Preparation, Uses, & Tips
Wash partridge thoroughly in cold water and pat dry with a paper towel. Partridge should always be cooked until well done.
To make a visual check to see if partridge is done, pierce it with a fork. You should be able to insert the fork with ease, and wiggle the leg with ease. Take care not to overcook as partridge dries out quickly.
Mix together 1 teaspoon salt and 1/4 teaspoon pepper; sprinkle over outside of whole partridge and inside body cavity. Place partridge in shallow pan, breast side up. To retain moisture, cover with bacon or sliced salt pork, if desired. Roast in 350°F (180°C) oven for one hour or until internal temperature reaches 180°F (82.2°C), basting occasionally. Let stand ten minutes before carving.
Wash partridge and pat dry. Heat a skillet over medium heat. Add oil, then brown partridges on all sides. Add cooking liquid (water, broth, or wine), spices and vegetables, cover, and cook in a 375°F (190°C) oven or on the stovetop over slow heat for 45 minutes or until done.
Rub partridge with salt, pepper, and spices if desired. Heat a skillet over medium heat. Add oil to skillet, then cook bird in covered skillet for 20 minutes. Uncover and cook another ten minutes, until bird is browned.

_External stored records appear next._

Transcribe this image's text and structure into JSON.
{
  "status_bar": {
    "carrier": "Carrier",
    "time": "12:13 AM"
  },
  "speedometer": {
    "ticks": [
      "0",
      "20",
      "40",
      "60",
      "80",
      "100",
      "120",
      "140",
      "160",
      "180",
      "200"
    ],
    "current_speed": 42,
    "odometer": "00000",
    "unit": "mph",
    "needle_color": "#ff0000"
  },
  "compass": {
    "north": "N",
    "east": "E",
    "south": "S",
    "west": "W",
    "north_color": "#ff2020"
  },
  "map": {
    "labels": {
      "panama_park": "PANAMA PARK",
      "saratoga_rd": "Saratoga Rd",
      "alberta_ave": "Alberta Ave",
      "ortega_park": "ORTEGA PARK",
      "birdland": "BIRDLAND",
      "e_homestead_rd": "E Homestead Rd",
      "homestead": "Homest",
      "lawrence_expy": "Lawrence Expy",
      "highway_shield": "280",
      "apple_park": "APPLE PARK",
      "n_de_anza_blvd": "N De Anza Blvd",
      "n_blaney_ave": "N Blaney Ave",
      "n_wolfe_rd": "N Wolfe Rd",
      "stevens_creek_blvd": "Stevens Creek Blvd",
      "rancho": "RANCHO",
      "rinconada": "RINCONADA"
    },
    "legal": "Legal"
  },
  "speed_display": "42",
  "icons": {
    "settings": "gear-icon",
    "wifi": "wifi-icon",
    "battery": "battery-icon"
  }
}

Rub partridge with a mixture of oil, salt, pepper, and spices. Place partridge on a prepared grill with rack about 8 inches (20cm) from the heat source. Grill, turning frequently (using tongs to prevent piercing skin) until bird is fork-tender.
To test the temperature, place your palms above the coals or heat source at cooking level. If you have to remove your hands after two seconds, the temperature is hot; after three seconds, medium hot; and after four seconds, medium. More than four seconds indicates the grill has not reached cooking temperature.
In a shallow microwave-safe dish, arrange partridges with bacon slices over the breasts. Cover and microwave on Medium for 15 to 18 minutes, rotating the dish halfway through cooking time.
Store partridge in the coldest part of the refrigerator. Raw partridge can be refrigerated for two days. Cooked partridge can be refrigerated for three days. If not served immediately, cooked partridge should either be kept hot, between 140 and 160°F (60 and 71°C) or refrigerated at 40°F (4.4°C) or lower. When transporting cooked partridge to another dining site, place it in an insulated container or ice chest until ready to eat. Freeze fresh partridge if you do not plan to cook it within two days after purchase. Wrap the bird in foil or freezer bags before freezing. Be sure to press the air out of the package before freezing. You may also freeze partridge in its original wrapping. Uncooked partridge may be kept frozen for up to six months. Cooked partridge may be frozen in the same way as fresh, unless made with a sauce or gravy. In that case, pack the food in a rigid container that has a tight-fitting lid. Thaw uncooked partridge in the refrigerator; place it in a dish in the coldest part of the refrigerator, covered with film or foil. Never thaw partridge at room temperature. In the refrigerator, a whole partridge should thaw within 24 hours. To thaw partridge more quickly, leave the partridge in its original wrapping, over-wrap with a watertight plastic bag, and immerse in cold water. Change the water often. In cold water, a whole partridge should thaw in about 1 1/2 to 2 hours. To thaw in a microwave, use the Defrost or Medium-Low setting, according to the manufacturer’s directions. Turn partridge as it thaws, taking care the partridge does not begin to cook. One whole partridge thaws in six to eight minutes.